## WHAT YOU NEED TO DO
Copy out each line of the data that contains "caption".

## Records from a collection
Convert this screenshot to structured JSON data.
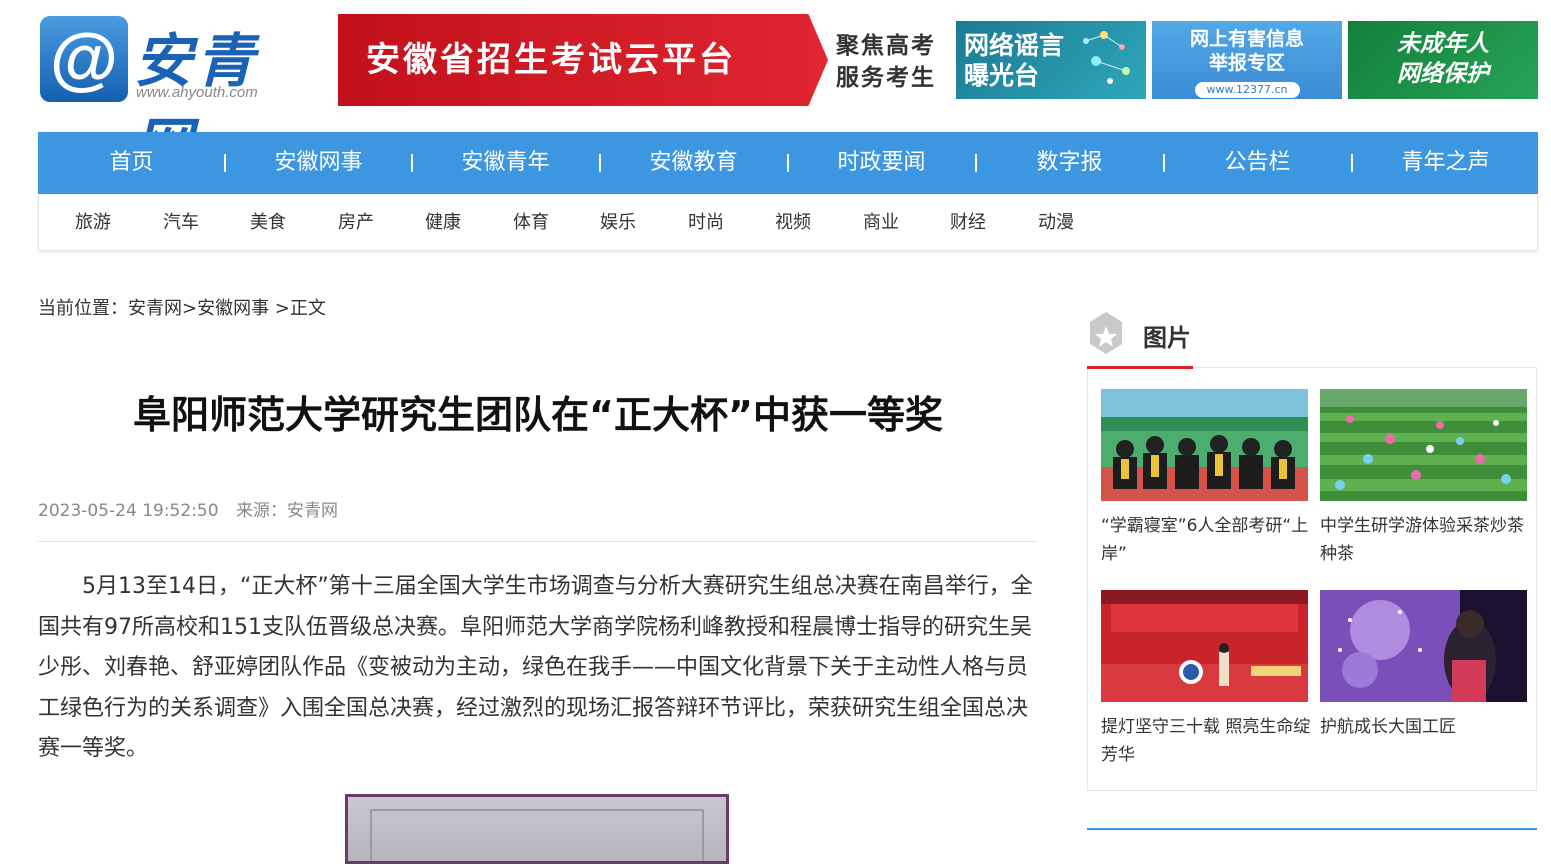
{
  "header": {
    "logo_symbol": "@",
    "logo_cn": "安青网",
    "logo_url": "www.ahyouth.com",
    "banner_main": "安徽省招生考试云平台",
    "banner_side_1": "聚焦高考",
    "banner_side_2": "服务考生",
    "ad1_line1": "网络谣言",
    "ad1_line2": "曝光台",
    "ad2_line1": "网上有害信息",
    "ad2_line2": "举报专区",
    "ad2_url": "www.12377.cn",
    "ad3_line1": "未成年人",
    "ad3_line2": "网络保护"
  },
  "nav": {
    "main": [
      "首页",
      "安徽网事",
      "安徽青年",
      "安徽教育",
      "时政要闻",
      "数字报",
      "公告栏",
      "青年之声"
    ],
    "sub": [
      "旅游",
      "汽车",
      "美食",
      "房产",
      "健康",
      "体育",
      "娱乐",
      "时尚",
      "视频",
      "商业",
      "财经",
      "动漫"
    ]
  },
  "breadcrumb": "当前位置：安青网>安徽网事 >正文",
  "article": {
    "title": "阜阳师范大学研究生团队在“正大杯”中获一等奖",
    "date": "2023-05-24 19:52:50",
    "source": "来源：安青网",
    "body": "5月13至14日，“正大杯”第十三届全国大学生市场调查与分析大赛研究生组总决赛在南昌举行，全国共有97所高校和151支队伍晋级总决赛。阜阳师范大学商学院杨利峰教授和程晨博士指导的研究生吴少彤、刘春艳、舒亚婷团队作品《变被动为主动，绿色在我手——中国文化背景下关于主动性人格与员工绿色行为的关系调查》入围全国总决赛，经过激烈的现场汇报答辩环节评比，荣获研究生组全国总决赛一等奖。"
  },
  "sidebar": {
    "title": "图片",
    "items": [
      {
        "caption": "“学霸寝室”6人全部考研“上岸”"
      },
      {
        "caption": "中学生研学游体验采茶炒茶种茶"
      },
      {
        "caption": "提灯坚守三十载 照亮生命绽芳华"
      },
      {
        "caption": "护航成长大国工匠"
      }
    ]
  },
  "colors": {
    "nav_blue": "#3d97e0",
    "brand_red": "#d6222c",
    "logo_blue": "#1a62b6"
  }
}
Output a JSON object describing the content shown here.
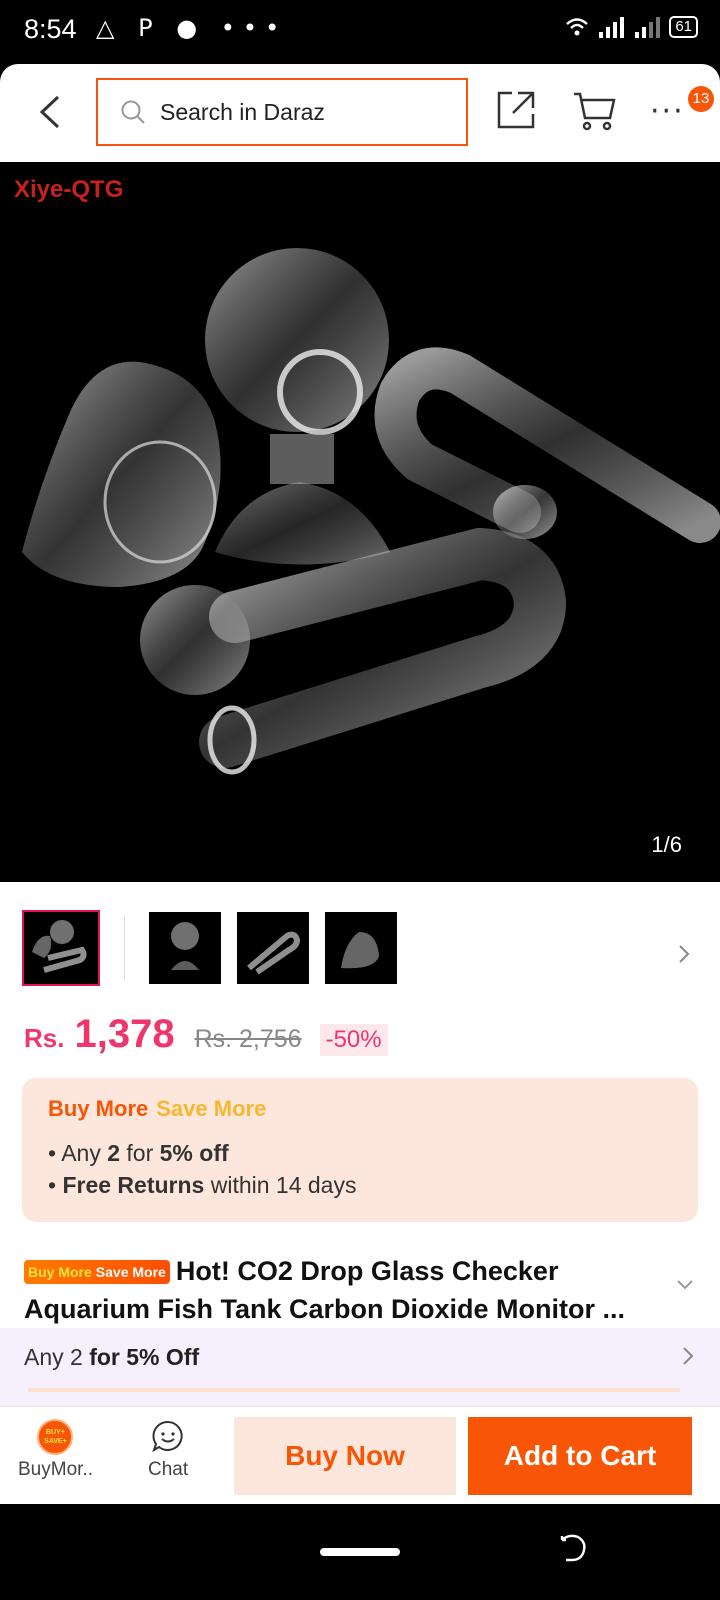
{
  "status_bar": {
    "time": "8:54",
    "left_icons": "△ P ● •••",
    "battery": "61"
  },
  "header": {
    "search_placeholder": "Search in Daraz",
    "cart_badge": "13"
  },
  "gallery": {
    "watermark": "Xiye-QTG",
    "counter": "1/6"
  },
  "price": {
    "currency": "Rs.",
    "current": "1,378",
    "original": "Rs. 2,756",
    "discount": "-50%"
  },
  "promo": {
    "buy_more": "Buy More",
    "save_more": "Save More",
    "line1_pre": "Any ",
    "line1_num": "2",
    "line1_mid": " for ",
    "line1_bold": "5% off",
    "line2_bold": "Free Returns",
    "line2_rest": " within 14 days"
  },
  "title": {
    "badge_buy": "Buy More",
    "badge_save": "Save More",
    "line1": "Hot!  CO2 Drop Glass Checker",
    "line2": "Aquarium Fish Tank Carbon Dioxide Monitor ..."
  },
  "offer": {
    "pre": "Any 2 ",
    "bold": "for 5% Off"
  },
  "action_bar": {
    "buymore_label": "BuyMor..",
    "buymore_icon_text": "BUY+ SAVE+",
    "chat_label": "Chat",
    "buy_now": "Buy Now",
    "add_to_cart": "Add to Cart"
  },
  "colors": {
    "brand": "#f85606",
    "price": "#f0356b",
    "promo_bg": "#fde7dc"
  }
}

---

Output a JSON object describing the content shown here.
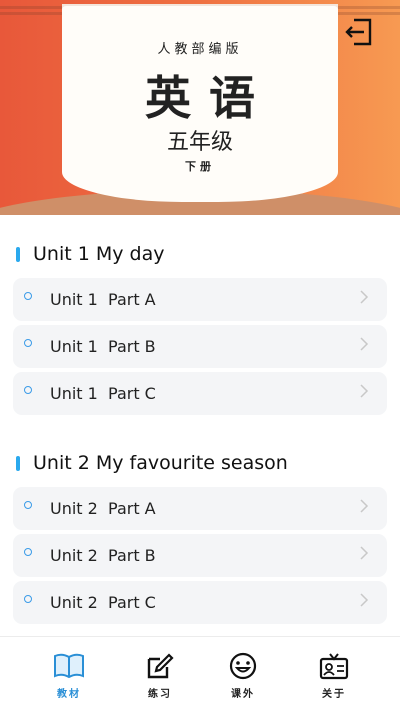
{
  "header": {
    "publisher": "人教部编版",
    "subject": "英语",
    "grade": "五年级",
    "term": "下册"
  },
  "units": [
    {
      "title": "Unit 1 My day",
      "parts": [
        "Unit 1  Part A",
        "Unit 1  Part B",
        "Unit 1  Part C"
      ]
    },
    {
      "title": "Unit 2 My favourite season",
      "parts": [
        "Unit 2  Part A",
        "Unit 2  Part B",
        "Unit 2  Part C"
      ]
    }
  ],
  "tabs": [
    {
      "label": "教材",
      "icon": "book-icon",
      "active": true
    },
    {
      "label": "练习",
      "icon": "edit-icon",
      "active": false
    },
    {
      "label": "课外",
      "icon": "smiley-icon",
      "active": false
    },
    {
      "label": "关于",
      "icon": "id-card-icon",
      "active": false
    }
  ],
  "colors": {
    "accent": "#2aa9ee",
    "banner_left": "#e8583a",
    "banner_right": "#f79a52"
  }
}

## TASK SOLUTION
        "caption": "“学霸寝室”6人全部考研“上岸”"
        "caption": "中学生研学游体验采茶炒茶种茶"
        "caption": "提灯坚守三十载 照亮生命绽芳华"
        "caption": "护航成长大国工匠"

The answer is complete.